MS (2015), thesis title: "Probing the circadian clocks of fruit fly Drosophila melanogaster populations selected for morning and evening adult emergence".

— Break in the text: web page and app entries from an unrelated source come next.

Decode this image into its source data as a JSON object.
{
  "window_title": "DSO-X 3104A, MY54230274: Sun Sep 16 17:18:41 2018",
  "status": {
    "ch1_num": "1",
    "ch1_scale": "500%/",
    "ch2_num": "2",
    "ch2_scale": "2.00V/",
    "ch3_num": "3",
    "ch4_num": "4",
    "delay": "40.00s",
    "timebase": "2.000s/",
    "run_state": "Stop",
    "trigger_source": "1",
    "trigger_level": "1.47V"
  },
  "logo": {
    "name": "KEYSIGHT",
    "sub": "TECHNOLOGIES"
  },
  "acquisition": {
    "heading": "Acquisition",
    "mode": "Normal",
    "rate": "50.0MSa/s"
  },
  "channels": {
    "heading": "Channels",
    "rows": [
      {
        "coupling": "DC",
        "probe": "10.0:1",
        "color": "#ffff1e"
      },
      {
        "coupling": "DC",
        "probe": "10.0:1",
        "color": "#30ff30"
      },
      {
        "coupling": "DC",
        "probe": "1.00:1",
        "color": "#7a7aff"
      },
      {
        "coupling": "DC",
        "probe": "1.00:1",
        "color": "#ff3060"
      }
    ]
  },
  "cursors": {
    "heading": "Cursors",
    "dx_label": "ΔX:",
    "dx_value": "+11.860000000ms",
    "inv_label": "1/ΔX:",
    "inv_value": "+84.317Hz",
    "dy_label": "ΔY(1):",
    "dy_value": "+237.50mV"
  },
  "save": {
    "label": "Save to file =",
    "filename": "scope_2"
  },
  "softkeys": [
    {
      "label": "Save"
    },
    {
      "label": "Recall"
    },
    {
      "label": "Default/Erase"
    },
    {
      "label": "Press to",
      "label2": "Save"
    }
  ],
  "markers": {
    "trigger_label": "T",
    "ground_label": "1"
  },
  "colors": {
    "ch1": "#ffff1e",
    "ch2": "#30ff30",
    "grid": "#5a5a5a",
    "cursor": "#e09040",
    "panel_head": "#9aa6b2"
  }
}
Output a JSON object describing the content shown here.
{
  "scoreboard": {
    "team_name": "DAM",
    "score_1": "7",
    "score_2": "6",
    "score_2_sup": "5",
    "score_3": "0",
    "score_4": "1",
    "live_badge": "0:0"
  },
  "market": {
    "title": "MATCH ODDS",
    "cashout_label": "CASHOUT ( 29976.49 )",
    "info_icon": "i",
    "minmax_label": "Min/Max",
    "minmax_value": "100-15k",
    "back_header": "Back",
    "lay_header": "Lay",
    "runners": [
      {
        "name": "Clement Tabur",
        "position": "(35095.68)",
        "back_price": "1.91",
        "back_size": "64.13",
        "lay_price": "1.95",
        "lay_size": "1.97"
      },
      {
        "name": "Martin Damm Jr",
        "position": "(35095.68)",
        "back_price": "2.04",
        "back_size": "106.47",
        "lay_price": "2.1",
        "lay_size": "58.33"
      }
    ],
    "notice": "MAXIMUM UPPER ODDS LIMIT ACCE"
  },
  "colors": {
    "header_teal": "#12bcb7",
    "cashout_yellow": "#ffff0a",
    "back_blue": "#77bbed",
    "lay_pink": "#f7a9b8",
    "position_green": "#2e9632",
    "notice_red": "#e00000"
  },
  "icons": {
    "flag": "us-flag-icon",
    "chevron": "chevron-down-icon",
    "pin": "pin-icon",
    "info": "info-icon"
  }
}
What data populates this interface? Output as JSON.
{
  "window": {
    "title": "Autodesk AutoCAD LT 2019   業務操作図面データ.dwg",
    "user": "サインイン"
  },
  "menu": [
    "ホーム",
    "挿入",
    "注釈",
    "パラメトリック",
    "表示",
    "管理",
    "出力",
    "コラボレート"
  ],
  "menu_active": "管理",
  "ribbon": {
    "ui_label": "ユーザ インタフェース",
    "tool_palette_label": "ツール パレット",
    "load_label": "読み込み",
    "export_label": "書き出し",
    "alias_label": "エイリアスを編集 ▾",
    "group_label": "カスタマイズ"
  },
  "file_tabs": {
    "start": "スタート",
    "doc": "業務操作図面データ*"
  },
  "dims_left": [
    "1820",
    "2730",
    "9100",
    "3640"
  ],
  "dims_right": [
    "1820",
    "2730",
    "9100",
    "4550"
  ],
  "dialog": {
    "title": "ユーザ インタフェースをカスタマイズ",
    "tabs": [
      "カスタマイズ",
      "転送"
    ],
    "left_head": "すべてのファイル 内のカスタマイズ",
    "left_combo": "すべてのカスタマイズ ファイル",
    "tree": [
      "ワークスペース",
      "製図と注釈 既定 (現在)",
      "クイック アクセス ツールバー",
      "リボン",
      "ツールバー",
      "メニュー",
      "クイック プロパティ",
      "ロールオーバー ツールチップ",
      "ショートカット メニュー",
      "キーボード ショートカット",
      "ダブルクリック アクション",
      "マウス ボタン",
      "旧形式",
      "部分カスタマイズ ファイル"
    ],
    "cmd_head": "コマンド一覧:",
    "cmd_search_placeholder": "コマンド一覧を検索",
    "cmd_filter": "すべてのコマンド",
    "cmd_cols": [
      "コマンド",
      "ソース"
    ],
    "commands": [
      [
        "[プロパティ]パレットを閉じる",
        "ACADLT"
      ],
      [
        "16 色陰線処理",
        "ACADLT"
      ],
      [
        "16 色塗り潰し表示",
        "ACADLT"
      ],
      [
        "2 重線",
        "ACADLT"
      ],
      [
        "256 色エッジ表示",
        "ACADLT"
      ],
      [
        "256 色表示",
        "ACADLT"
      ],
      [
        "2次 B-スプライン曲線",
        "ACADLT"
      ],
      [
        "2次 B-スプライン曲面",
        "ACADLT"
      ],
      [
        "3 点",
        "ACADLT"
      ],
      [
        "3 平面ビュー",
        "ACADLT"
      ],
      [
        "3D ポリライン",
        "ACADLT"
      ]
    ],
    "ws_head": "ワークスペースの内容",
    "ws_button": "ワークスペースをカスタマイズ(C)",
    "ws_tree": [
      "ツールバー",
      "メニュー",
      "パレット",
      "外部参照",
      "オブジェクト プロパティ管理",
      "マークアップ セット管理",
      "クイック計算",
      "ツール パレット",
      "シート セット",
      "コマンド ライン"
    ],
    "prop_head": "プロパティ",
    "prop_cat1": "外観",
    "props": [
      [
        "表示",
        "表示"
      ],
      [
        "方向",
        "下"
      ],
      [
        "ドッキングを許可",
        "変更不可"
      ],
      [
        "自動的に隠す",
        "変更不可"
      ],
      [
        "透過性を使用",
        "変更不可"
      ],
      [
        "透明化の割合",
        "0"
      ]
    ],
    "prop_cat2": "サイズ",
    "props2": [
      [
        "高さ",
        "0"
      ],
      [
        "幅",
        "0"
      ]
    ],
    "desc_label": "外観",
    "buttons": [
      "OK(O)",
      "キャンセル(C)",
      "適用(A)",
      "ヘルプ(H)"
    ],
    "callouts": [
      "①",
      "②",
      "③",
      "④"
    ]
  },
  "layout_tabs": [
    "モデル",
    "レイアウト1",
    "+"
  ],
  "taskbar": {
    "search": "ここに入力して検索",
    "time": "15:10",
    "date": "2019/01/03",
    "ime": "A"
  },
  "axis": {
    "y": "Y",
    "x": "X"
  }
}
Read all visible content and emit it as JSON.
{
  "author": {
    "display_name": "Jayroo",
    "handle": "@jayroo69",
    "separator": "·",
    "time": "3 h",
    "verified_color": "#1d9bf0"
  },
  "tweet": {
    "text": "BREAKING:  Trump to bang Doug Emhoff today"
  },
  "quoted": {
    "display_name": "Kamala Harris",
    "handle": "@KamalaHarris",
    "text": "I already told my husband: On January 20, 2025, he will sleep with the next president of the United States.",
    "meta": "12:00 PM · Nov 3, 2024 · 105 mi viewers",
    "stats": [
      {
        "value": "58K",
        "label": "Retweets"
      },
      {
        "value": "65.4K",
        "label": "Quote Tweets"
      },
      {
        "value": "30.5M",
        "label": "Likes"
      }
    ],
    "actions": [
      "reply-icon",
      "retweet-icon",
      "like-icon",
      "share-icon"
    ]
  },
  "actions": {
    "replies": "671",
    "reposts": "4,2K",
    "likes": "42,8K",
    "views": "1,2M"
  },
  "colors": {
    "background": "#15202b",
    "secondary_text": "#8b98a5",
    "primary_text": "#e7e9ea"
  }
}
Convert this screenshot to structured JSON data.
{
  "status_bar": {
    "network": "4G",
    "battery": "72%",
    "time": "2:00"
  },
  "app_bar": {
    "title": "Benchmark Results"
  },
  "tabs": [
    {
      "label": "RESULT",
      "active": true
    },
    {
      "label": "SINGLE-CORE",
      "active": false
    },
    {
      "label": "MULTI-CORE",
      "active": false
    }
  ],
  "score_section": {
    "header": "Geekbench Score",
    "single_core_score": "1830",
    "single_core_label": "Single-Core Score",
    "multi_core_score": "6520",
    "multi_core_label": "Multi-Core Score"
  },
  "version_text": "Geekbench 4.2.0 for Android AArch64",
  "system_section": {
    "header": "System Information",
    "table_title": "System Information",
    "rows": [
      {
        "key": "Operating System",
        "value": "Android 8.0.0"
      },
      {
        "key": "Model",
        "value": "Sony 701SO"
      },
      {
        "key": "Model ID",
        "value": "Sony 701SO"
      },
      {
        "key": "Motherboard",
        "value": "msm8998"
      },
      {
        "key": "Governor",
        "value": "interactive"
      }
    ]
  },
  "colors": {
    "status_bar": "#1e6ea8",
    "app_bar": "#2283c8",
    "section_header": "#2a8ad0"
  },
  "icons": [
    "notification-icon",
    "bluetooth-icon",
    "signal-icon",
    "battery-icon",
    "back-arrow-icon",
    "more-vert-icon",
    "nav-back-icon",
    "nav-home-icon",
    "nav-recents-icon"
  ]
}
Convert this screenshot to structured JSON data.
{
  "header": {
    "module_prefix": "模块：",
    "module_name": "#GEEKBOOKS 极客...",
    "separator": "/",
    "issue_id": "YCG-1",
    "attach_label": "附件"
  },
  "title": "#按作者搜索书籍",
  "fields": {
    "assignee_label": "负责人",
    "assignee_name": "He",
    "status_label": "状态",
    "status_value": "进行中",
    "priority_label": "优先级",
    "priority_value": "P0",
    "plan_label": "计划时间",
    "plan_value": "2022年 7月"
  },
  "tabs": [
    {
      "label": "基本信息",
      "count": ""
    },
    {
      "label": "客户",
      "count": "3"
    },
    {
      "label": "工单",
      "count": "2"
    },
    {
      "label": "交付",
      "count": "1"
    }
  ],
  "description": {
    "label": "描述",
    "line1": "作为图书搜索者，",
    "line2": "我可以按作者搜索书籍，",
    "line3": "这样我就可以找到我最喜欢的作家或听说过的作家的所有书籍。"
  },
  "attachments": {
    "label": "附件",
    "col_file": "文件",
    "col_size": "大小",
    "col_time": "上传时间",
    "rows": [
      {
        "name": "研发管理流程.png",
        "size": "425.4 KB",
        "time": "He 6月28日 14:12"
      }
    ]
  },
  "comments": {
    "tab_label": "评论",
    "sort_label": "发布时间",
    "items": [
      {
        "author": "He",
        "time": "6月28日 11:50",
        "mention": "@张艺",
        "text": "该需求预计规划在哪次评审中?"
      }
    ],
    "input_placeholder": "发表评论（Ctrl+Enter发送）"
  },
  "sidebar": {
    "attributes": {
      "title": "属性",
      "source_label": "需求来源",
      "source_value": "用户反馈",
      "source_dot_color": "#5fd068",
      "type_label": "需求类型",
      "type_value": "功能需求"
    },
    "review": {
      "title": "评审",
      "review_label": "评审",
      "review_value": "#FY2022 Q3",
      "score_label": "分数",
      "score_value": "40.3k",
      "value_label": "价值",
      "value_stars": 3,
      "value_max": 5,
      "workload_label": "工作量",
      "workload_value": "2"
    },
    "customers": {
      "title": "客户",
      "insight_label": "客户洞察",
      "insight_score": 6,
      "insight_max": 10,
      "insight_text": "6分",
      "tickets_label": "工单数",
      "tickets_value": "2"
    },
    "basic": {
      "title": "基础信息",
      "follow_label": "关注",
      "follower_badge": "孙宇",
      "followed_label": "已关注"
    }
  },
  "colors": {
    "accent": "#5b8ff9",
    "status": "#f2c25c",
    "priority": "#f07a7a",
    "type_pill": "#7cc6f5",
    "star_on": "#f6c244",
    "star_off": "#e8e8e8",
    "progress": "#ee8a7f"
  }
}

PhD (2020, provisional), thesis title: "Circadian organization and mechanisms of entrainment in populations of Drosophila melanogaster selected for divergent timing of eclosion". Currently Postdoctoral Research Associate at Advanced Science Research Center, Graduate Center, City University of New York.